Joe Denly and Liam Plunkett have arrived in Sri Lanka. Plunkett carefully arranged his marriage to allow plenty of time for the ODI series only for it to be moved to the start of the series rather than the end, as had been originally scheduled.
Denly, already in the Test squad, was in the gym when the call came from Ed Smith. “I missed it – I had to call him back. It wasn’t too bad to reorganise, just Daddy day-care stuff to reorganise which my wife wasn’t too pleased with, but I’m happy to be here,” he told Talksport radio.
“It was a long time ago (2010) when I was last involved and a lot’s happened since then. White-ball cricket has developed and changed, the way people approach it. There’s some steady players and some steady teams around, none more so than England.” Steady? Steadily explosive, maybe.
“Watching the England team develop over the last few years, watching them rise to number one in the world, you think it’s going to be a tough gig to get involved. The team is playing brilliant cricket and are on the back of two very good wins. It’s up to me to stake a claim where I can,” Denly said.
Outside of practice it was time to run to Kandy city centre and do a lap of the Kandy Lake. Unsurprisingly it hasn’t changed much over the years since I first visited – maybe even prettier, but that might just be my age.
I have no idea whether Lt General Kulatunge was a people’s hero or not, but when I showed the photograph to local residents they had instant recognition, and were gobsmacked that I didn’t: “It is Mahela…Mahela Jayawardene,” they said. No need to say this, but… the great batsman is on the billboard behind the Lt General.
My next topic of investigation, in between how England can fit seven all-rounders in their starting XI, will be the Buddha statues. Some are enormous, beautiful and regal. And some really aren’t.

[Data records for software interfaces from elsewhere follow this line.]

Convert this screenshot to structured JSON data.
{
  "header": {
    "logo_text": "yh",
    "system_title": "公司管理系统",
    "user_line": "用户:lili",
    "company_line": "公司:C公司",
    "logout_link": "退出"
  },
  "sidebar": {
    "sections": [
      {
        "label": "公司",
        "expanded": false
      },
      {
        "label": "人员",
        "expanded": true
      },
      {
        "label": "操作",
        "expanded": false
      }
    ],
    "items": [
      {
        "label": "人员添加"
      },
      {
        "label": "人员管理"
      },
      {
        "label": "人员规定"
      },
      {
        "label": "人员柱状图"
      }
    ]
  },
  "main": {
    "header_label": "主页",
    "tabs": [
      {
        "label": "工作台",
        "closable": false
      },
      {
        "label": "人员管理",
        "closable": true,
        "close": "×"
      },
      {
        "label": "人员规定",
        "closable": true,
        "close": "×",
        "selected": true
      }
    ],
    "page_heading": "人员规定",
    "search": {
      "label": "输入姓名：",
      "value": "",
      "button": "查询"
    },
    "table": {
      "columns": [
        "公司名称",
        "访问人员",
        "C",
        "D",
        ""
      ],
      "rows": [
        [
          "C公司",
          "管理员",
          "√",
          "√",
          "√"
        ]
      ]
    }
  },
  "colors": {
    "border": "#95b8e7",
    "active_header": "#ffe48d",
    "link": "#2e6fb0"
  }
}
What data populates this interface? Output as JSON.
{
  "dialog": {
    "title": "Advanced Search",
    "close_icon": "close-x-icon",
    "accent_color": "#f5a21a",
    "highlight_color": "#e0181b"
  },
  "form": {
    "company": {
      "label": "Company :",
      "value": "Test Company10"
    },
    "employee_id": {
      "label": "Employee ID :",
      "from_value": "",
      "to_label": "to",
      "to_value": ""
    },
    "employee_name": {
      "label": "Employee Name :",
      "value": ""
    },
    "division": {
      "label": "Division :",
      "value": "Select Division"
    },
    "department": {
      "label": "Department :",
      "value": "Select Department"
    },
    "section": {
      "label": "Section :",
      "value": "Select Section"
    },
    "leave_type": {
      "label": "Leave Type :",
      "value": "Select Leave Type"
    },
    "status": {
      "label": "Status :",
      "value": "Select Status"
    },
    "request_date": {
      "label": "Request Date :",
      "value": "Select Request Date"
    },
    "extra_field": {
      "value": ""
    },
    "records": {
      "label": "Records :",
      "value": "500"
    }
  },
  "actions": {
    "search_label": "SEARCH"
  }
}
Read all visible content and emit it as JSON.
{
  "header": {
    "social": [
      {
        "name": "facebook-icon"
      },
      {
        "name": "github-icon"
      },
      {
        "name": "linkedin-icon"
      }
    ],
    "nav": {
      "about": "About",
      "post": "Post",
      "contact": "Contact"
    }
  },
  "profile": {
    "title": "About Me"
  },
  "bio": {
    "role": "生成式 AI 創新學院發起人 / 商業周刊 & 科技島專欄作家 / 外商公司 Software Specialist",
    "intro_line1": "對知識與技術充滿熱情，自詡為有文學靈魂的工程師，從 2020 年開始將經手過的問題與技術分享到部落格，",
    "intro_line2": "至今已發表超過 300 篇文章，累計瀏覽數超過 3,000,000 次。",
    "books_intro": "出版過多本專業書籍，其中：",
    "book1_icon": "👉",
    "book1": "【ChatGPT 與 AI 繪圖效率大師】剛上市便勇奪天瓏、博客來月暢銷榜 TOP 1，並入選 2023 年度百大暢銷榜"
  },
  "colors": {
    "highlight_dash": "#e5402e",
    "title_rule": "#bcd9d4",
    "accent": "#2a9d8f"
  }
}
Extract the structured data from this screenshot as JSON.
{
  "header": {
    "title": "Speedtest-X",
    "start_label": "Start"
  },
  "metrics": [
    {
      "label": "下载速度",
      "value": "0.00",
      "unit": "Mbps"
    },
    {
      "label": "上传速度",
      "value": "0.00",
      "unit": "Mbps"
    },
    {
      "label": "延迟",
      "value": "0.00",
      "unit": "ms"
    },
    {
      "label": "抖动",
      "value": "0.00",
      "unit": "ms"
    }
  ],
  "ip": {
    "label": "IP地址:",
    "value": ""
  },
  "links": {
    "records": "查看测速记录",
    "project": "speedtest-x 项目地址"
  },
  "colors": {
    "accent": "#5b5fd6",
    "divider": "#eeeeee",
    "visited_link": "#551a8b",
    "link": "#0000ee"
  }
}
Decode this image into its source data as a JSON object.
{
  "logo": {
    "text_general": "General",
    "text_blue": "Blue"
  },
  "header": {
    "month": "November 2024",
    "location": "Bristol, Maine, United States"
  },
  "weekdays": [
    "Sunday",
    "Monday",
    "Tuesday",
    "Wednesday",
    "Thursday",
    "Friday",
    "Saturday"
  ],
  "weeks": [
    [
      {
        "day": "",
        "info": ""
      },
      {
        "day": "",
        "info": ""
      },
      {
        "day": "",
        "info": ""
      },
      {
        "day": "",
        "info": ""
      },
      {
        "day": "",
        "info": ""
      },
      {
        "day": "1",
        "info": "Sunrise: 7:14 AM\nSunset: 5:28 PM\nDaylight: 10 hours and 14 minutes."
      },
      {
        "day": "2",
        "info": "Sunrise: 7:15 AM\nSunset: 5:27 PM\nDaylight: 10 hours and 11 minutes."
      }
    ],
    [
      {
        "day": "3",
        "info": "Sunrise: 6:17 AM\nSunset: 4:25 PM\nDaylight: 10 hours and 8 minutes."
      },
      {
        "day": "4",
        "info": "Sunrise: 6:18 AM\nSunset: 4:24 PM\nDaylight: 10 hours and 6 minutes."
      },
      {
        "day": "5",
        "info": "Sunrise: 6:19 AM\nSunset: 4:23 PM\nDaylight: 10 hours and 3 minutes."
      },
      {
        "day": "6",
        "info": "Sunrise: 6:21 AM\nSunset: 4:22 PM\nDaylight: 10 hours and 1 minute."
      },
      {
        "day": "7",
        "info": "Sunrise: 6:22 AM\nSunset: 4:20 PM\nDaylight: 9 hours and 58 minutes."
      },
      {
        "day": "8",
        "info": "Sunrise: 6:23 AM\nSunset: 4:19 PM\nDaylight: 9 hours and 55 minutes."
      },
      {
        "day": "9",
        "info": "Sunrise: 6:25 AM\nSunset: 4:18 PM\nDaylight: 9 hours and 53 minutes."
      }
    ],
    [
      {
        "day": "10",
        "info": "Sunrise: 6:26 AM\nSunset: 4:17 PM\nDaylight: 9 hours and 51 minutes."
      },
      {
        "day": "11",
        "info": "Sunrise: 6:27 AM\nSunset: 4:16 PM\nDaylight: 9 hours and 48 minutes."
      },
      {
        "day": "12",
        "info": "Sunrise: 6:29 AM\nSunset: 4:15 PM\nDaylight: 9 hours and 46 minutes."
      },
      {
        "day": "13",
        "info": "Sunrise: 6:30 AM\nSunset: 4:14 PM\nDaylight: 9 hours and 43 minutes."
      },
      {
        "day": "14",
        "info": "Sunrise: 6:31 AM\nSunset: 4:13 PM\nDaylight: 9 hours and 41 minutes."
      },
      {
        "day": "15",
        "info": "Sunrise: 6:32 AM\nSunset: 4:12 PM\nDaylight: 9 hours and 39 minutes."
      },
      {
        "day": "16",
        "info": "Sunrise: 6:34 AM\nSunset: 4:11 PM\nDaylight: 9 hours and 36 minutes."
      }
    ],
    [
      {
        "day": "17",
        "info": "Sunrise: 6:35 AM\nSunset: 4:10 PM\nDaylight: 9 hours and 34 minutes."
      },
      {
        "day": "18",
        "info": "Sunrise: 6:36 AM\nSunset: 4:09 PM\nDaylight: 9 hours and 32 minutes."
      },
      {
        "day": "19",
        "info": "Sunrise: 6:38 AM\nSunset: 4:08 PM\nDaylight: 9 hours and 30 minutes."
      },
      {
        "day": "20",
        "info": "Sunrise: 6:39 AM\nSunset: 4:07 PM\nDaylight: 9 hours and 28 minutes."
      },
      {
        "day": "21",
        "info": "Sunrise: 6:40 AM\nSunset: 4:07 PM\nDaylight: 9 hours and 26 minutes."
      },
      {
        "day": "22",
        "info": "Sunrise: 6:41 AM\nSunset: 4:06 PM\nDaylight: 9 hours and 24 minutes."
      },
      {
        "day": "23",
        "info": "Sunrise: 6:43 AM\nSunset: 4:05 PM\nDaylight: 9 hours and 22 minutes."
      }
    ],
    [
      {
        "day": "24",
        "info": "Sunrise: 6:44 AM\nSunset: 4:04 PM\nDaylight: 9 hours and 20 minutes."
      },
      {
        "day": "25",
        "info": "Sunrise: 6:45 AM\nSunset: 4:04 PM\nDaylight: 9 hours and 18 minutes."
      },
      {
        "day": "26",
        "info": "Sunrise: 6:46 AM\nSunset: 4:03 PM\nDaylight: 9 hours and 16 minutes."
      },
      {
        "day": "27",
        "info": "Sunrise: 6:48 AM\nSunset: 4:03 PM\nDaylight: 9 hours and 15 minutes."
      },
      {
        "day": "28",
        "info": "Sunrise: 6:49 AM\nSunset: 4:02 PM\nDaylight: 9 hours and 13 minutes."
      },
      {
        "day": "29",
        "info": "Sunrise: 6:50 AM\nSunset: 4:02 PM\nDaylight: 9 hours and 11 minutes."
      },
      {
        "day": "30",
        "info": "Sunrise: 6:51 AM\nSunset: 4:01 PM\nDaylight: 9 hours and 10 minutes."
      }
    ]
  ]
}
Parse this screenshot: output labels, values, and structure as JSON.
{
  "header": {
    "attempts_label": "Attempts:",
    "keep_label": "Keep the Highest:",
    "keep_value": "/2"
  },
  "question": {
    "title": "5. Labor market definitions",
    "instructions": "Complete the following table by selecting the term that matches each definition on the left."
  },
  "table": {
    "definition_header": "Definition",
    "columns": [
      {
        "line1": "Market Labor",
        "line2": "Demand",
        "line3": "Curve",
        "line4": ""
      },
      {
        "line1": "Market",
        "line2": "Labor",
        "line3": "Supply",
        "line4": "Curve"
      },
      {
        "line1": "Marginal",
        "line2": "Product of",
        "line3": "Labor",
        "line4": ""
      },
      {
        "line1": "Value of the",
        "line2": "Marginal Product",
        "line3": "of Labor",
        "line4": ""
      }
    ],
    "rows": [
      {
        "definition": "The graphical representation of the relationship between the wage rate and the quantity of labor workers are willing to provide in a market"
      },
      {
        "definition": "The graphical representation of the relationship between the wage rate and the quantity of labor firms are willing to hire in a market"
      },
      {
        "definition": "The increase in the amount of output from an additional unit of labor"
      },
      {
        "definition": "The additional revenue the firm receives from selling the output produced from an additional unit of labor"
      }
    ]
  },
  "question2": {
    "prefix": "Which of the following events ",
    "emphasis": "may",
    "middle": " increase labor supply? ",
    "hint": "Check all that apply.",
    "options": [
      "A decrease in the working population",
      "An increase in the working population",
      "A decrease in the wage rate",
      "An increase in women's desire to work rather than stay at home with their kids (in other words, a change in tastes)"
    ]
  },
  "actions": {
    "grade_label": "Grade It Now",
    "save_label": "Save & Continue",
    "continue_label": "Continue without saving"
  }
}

Questions? Comments? Suggestions? Feel free to get in touch.